The company claims that its new tool will make it possible for millions of creators around the world to build real-time 3D content and experiences for users worldwide.
Unity also released a teaser video that showcases how Unity AI will gather important assets based on prompts entered by developers.
Speaking with Reuters, Unity CEO John Riccitiello said the company is looking to open a marketplace for generative AI software.
The CEO went on to add that game developers spend significant resources to create assets like characters and sound effects but with Unity’s marketplace, developers can simply select an AI product such as an artwork generator and use it to create content instantly.
Artificial intelligence as a tool
Ever since OpenAI launched its ChatGPT language model, AI technology has become a booming topic as companies rush to join the trend and not get left behind.
Generative AI (as we’ve learned from ChatGPT), gives unusually human-like responses to user questions and the newest GPT-4 can create games, generate computer codes and even mimic a user’s writing style among other features.
And as AI gradually makes its way towards global adoption, generative AI could allow video games to provide personalised scenarios based on a player’s input, according to Riccitiello.
“In every video game in history, the dialogue was written by somebody,” Riccitiello said. “But now what you can do with (generative AI) is give these characters motivation, personality, and objectives and then they can spawn dialogue that doesn’t require a writer.”
From the teaser video released by Unity, we see how such software could allow developers to type text like ‘Add two seconds of thunder’ or ‘Give me a cyberpunk look’ and have the video game’s assets or code auto-generated, rather than needing to design from scratch.
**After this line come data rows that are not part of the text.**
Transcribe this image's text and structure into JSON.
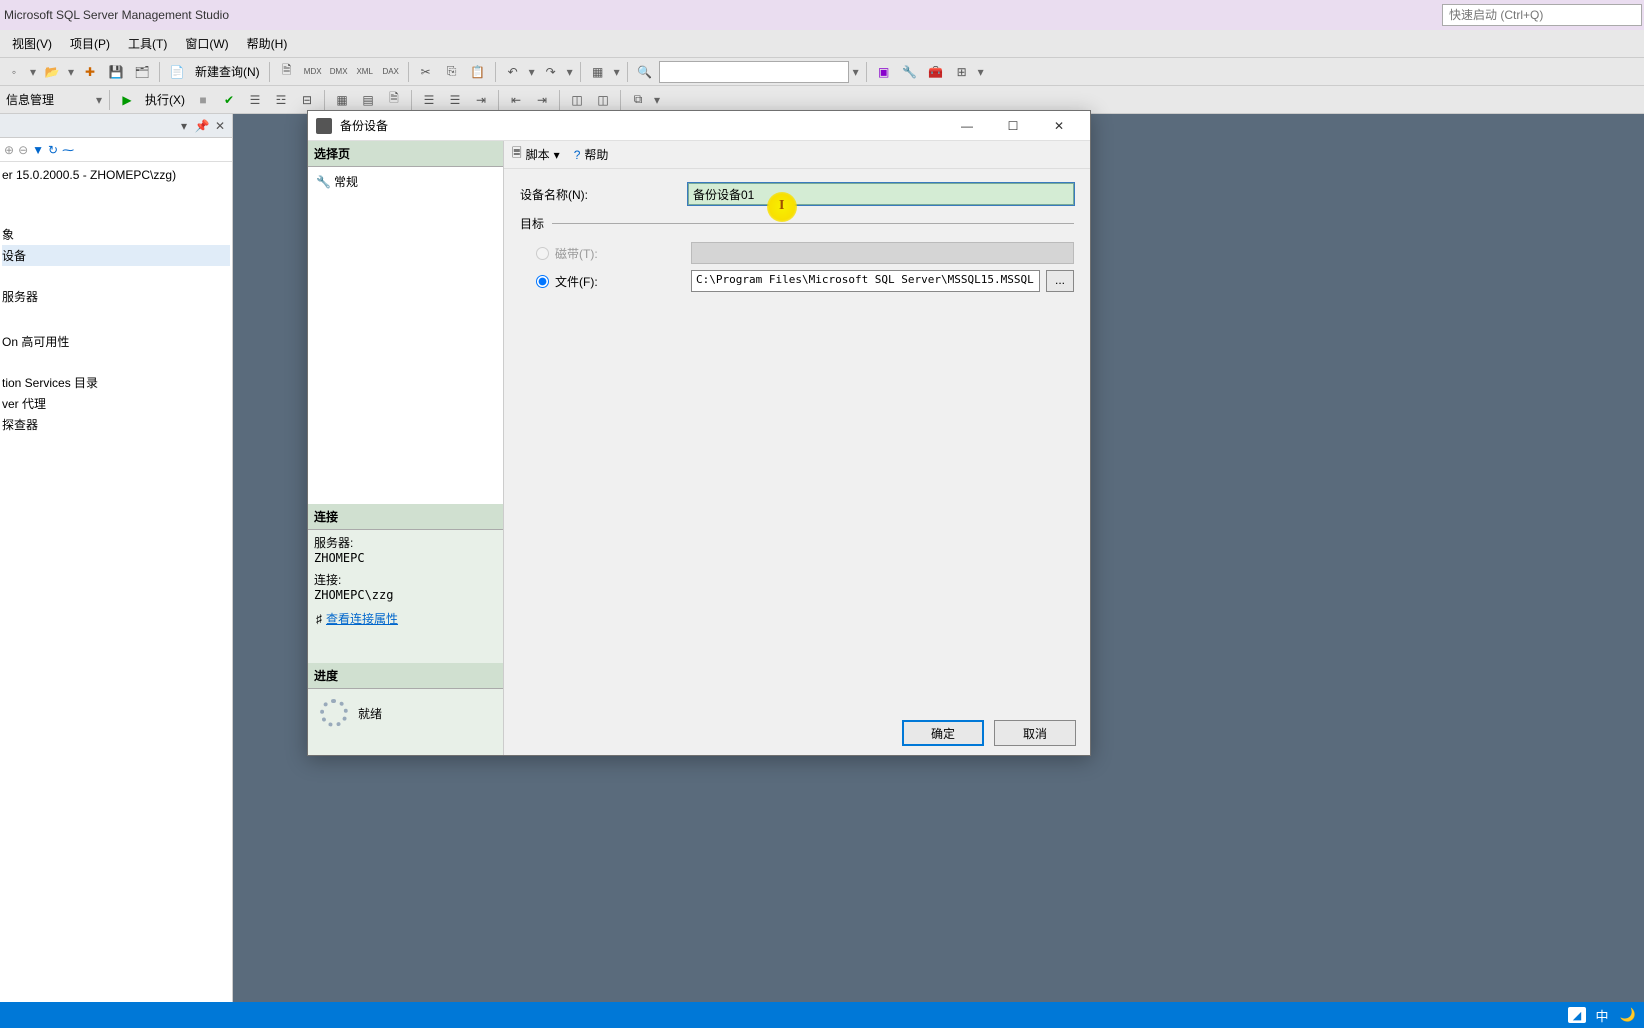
{
  "app": {
    "title": "Microsoft SQL Server Management Studio",
    "quicklaunch_placeholder": "快速启动 (Ctrl+Q)"
  },
  "menu": {
    "view": "视图(V)",
    "project": "项目(P)",
    "tools": "工具(T)",
    "window": "窗口(W)",
    "help": "帮助(H)"
  },
  "toolbar1": {
    "new_query": "新建查询(N)"
  },
  "toolbar2": {
    "combo": "信息管理",
    "execute": "执行(X)"
  },
  "explorer": {
    "server": "er 15.0.2000.5 - ZHOMEPC\\zzg)",
    "items": [
      "象",
      "设备",
      "服务器",
      "",
      "On 高可用性",
      "tion Services 目录",
      "ver 代理",
      "探查器"
    ]
  },
  "dialog": {
    "title": "备份设备",
    "left": {
      "select_page": "选择页",
      "general": "常规",
      "connection": "连接",
      "server_label": "服务器:",
      "server_value": "ZHOMEPC",
      "conn_label": "连接:",
      "conn_value": "ZHOMEPC\\zzg",
      "view_conn": "查看连接属性",
      "progress": "进度",
      "ready": "就绪"
    },
    "toolbar": {
      "script": "脚本",
      "help": "帮助"
    },
    "form": {
      "device_name_label": "设备名称(N):",
      "device_name_value": "备份设备01",
      "target_legend": "目标",
      "tape_label": "磁带(T):",
      "file_label": "文件(F):",
      "file_value": "C:\\Program Files\\Microsoft SQL Server\\MSSQL15.MSSQL",
      "browse": "..."
    },
    "buttons": {
      "ok": "确定",
      "cancel": "取消"
    }
  },
  "ime": {
    "lang": "中"
  }
}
Note that the results were not shown in the trailer.
The beta sign-up for Unity AI and the Unity AI Insider program was launched on March 22nd and the sign-up page also offers a Unity AI Beta Program, which suggests that developers who sign up could get early access to test these tools when they become available.